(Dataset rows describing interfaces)

------------------------

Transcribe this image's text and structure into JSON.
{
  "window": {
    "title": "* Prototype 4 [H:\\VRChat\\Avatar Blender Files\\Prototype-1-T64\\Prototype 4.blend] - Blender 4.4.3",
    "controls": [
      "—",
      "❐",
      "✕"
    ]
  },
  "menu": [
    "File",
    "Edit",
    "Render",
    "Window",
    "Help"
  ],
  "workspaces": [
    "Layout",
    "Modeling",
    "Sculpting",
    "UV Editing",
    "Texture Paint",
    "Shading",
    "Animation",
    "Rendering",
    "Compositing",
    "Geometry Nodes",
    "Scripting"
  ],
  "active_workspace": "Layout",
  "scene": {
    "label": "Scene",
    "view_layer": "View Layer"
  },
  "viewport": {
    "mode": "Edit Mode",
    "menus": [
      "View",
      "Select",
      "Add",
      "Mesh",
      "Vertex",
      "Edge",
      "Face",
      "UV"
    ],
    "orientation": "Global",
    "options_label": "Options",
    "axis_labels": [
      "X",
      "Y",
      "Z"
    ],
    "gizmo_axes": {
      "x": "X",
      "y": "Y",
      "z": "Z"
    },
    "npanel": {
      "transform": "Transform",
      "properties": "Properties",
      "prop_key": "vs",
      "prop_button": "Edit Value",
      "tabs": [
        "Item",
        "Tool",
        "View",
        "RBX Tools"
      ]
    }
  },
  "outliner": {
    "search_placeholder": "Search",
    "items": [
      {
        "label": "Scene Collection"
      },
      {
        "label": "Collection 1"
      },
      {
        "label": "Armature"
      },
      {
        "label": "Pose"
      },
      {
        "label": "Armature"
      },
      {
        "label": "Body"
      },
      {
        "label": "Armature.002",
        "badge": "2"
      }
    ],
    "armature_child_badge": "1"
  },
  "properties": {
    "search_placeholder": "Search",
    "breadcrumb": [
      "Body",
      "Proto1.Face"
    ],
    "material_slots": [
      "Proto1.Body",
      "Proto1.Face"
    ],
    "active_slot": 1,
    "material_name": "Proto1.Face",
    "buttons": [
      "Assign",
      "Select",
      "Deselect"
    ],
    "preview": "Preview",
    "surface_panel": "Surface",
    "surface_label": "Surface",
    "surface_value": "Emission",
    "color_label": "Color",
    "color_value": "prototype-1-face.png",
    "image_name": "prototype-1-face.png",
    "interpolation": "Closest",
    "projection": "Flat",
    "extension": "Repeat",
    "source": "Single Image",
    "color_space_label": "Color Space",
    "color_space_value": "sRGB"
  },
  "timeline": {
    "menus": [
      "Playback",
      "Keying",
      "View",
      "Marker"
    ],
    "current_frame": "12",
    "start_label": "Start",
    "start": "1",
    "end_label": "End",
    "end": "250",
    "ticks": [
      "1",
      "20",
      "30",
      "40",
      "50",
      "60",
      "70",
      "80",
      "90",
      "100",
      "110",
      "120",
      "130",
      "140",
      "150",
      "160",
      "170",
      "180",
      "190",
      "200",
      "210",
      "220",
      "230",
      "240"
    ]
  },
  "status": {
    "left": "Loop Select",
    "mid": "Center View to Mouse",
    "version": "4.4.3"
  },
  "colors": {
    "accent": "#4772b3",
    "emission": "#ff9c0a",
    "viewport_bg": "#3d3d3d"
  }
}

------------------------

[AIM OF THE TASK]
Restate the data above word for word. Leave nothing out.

[EXERCISE SOLUTION]
Transcribe this image's text and structure into JSON.
{
  "window": {
    "title": "* Prototype 4 [H:\\VRChat\\Avatar Blender Files\\Prototype-1-T64\\Prototype 4.blend] - Blender 4.4.3",
    "controls": [
      "—",
      "❐",
      "✕"
    ]
  },
  "menu": [
    "File",
    "Edit",
    "Render",
    "Window",
    "Help"
  ],
  "workspaces": [
    "Layout",
    "Modeling",
    "Sculpting",
    "UV Editing",
    "Texture Paint",
    "Shading",
    "Animation",
    "Rendering",
    "Compositing",
    "Geometry Nodes",
    "Scripting"
  ],
  "active_workspace": "Layout",
  "scene": {
    "label": "Scene",
    "view_layer": "View Layer"
  },
  "viewport": {
    "mode": "Edit Mode",
    "menus": [
      "View",
      "Select",
      "Add",
      "Mesh",
      "Vertex",
      "Edge",
      "Face",
      "UV"
    ],
    "orientation": "Global",
    "options_label": "Options",
    "axis_labels": [
      "X",
      "Y",
      "Z"
    ],
    "gizmo_axes": {
      "x": "X",
      "y": "Y",
      "z": "Z"
    },
    "npanel": {
      "transform": "Transform",
      "properties": "Properties",
      "prop_key": "vs",
      "prop_button": "Edit Value",
      "tabs": [
        "Item",
        "Tool",
        "View",
        "RBX Tools"
      ]
    }
  },
  "outliner": {
    "search_placeholder": "Search",
    "items": [
      {
        "label": "Scene Collection"
      },
      {
        "label": "Collection 1"
      },
      {
        "label": "Armature"
      },
      {
        "label": "Pose"
      },
      {
        "label": "Armature"
      },
      {
        "label": "Body"
      },
      {
        "label": "Armature.002",
        "badge": "2"
      }
    ],
    "armature_child_badge": "1"
  },
  "properties": {
    "search_placeholder": "Search",
    "breadcrumb": [
      "Body",
      "Proto1.Face"
    ],
    "material_slots": [
      "Proto1.Body",
      "Proto1.Face"
    ],
    "active_slot": 1,
    "material_name": "Proto1.Face",
    "buttons": [
      "Assign",
      "Select",
      "Deselect"
    ],
    "preview": "Preview",
    "surface_panel": "Surface",
    "surface_label": "Surface",
    "surface_value": "Emission",
    "color_label": "Color",
    "color_value": "prototype-1-face.png",
    "image_name": "prototype-1-face.png",
    "interpolation": "Closest",
    "projection": "Flat",
    "extension": "Repeat",
    "source": "Single Image",
    "color_space_label": "Color Space",
    "color_space_value": "sRGB"
  },
  "timeline": {
    "menus": [
      "Playback",
      "Keying",
      "View",
      "Marker"
    ],
    "current_frame": "12",
    "start_label": "Start",
    "start": "1",
    "end_label": "End",
    "end": "250",
    "ticks": [
      "1",
      "20",
      "30",
      "40",
      "50",
      "60",
      "70",
      "80",
      "90",
      "100",
      "110",
      "120",
      "130",
      "140",
      "150",
      "160",
      "170",
      "180",
      "190",
      "200",
      "210",
      "220",
      "230",
      "240"
    ]
  },
  "status": {
    "left": "Loop Select",
    "mid": "Center View to Mouse",
    "version": "4.4.3"
  },
  "colors": {
    "accent": "#4772b3",
    "emission": "#ff9c0a",
    "viewport_bg": "#3d3d3d"
  }
}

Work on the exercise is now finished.